** TASK TO COMPLETE **
Each record must be copied in full and unchanged; any image it holds is excluded.

-- Opening Marker --

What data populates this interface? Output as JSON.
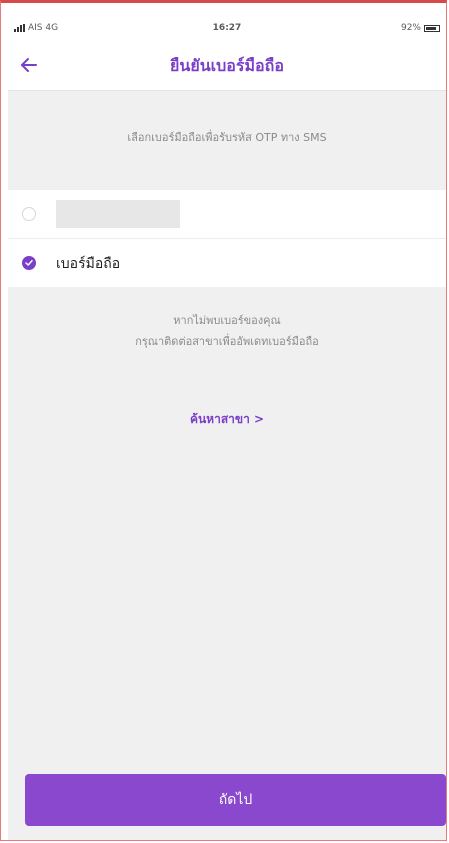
{
  "status_bar": {
    "carrier": "AIS 4G",
    "time": "16:27",
    "battery": "92%"
  },
  "header": {
    "title": "ยืนยันเบอร์มือถือ",
    "back_icon": "arrow-left-icon"
  },
  "instruction": "เลือกเบอร์มือถือเพื่อรับรหัส OTP ทาง SMS",
  "options": [
    {
      "label": "",
      "selected": false,
      "masked": true
    },
    {
      "label": "เบอร์มือถือ",
      "selected": true,
      "masked": false
    }
  ],
  "notice": {
    "line1": "หากไม่พบเบอร์ของคุณ",
    "line2": "กรุณาติดต่อสาขาเพื่ออัพเดทเบอร์มือถือ"
  },
  "contact_link": "ค้นหาสาขา >",
  "next_button": "ถัดไป",
  "colors": {
    "accent": "#7a3fc8",
    "button": "#8a48cf",
    "background": "#f0f0f0"
  }
}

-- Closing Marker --

** RESPONSE **
What data populates this interface? Output as JSON.
{
  "status_bar": {
    "carrier": "AIS 4G",
    "time": "16:27",
    "battery": "92%"
  },
  "header": {
    "title": "ยืนยันเบอร์มือถือ",
    "back_icon": "arrow-left-icon"
  },
  "instruction": "เลือกเบอร์มือถือเพื่อรับรหัส OTP ทาง SMS",
  "options": [
    {
      "label": "",
      "selected": false,
      "masked": true
    },
    {
      "label": "เบอร์มือถือ",
      "selected": true,
      "masked": false
    }
  ],
  "notice": {
    "line1": "หากไม่พบเบอร์ของคุณ",
    "line2": "กรุณาติดต่อสาขาเพื่ออัพเดทเบอร์มือถือ"
  },
  "contact_link": "ค้นหาสาขา >",
  "next_button": "ถัดไป",
  "colors": {
    "accent": "#7a3fc8",
    "button": "#8a48cf",
    "background": "#f0f0f0"
  }
}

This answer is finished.